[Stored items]
^^^^^^^^
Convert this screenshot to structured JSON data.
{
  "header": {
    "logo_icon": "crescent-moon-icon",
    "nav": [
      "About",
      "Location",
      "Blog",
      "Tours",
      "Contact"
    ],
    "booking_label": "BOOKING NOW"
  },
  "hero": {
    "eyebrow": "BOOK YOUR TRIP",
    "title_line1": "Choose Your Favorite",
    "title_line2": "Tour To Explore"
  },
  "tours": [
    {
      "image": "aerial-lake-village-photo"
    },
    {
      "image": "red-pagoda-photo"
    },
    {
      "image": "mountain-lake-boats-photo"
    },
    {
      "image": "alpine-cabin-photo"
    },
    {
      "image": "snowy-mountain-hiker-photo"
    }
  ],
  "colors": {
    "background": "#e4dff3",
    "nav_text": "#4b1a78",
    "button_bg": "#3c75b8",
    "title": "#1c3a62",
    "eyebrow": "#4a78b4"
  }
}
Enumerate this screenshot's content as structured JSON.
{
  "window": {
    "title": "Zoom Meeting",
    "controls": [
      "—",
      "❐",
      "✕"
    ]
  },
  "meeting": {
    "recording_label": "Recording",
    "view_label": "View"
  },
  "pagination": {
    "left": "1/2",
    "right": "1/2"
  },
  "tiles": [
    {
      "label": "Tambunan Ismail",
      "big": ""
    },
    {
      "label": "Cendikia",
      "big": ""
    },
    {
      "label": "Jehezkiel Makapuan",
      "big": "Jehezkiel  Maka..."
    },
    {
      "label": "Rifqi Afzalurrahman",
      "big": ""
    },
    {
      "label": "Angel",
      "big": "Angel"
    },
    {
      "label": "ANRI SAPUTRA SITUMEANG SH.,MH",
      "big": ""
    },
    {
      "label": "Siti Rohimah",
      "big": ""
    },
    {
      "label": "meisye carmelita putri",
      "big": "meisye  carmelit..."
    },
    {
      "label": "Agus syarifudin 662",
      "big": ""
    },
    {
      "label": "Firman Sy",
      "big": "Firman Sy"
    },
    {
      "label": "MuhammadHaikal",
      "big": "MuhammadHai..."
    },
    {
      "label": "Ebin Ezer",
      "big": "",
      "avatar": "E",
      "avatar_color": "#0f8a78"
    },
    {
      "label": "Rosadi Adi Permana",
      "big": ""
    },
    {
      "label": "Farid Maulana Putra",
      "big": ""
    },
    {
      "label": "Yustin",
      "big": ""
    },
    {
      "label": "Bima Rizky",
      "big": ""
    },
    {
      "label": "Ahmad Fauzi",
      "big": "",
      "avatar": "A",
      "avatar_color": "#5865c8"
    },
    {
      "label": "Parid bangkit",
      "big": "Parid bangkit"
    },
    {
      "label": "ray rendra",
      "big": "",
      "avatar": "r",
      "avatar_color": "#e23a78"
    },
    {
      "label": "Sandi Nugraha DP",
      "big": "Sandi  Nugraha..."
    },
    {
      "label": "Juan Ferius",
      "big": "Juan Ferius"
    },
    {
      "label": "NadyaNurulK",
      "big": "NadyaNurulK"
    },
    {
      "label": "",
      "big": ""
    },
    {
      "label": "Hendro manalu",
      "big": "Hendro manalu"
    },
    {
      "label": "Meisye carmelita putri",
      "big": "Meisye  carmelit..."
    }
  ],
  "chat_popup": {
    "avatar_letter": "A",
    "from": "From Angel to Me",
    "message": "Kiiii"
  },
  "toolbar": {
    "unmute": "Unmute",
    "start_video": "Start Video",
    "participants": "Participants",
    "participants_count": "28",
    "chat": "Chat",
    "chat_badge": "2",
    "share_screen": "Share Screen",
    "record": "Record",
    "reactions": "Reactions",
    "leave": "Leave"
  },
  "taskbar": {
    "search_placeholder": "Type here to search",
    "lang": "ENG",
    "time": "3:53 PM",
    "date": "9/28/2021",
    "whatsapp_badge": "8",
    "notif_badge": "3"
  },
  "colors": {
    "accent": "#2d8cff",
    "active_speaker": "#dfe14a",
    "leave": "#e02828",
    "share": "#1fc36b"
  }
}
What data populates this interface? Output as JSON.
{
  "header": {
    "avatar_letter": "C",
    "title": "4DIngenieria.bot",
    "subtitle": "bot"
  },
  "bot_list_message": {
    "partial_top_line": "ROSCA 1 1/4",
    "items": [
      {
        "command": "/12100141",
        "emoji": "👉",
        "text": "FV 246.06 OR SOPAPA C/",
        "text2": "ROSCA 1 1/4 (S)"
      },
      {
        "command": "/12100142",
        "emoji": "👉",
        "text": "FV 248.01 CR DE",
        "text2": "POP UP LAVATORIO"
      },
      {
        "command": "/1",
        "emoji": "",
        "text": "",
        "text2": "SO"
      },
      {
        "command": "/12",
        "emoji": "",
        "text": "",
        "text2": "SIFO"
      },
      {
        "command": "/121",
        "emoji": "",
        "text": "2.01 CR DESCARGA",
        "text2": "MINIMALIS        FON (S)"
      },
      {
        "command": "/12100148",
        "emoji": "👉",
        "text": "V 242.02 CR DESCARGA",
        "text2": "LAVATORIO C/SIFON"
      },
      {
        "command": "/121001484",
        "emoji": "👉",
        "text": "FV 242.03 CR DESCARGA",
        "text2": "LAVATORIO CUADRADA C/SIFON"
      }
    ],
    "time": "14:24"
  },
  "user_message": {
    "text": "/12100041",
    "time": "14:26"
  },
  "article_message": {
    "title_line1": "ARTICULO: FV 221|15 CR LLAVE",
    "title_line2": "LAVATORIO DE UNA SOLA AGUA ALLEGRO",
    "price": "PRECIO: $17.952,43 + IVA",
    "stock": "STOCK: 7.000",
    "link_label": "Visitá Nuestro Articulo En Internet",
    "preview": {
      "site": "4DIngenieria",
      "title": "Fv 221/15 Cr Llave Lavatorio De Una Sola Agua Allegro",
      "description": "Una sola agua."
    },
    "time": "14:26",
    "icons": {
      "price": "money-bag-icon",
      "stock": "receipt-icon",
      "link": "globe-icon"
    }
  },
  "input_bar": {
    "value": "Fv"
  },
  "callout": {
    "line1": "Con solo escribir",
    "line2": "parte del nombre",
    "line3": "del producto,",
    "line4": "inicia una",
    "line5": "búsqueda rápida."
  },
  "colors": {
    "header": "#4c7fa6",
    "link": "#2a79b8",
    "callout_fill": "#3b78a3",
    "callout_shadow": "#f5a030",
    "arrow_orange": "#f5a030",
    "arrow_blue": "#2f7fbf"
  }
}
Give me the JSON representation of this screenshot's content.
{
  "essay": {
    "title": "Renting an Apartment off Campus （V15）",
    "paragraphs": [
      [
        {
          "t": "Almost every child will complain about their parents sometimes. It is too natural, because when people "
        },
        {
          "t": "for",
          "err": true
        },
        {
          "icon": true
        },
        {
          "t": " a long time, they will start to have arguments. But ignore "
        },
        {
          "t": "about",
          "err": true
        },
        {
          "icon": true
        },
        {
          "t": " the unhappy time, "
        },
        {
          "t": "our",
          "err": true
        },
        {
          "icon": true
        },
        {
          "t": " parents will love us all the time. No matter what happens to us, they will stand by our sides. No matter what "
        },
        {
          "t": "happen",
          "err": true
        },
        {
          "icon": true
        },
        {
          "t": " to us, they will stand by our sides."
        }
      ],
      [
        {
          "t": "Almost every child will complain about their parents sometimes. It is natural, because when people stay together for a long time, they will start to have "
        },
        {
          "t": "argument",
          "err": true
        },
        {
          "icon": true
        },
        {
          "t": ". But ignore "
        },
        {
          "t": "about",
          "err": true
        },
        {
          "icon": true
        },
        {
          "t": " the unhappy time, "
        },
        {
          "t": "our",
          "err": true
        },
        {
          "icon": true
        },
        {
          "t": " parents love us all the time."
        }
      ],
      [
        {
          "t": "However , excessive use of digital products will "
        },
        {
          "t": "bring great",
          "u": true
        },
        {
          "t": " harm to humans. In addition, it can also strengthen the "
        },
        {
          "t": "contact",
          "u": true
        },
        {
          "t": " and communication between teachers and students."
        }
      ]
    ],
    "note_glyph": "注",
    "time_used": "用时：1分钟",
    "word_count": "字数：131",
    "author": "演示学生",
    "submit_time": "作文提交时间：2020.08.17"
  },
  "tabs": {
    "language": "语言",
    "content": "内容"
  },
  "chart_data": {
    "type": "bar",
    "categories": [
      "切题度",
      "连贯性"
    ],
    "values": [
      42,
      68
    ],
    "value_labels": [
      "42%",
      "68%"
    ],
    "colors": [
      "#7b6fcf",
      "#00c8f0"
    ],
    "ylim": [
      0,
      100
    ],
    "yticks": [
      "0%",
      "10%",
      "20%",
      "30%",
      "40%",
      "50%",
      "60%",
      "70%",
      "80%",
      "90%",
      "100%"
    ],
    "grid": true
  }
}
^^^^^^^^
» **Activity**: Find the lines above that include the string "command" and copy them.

» **Answer section**:
        "command": "/12100141",
        "command": "/12100142",
        "command": "/1",
        "command": "/12",
        "command": "/121",
        "command": "/12100148",
        "command": "/121001484",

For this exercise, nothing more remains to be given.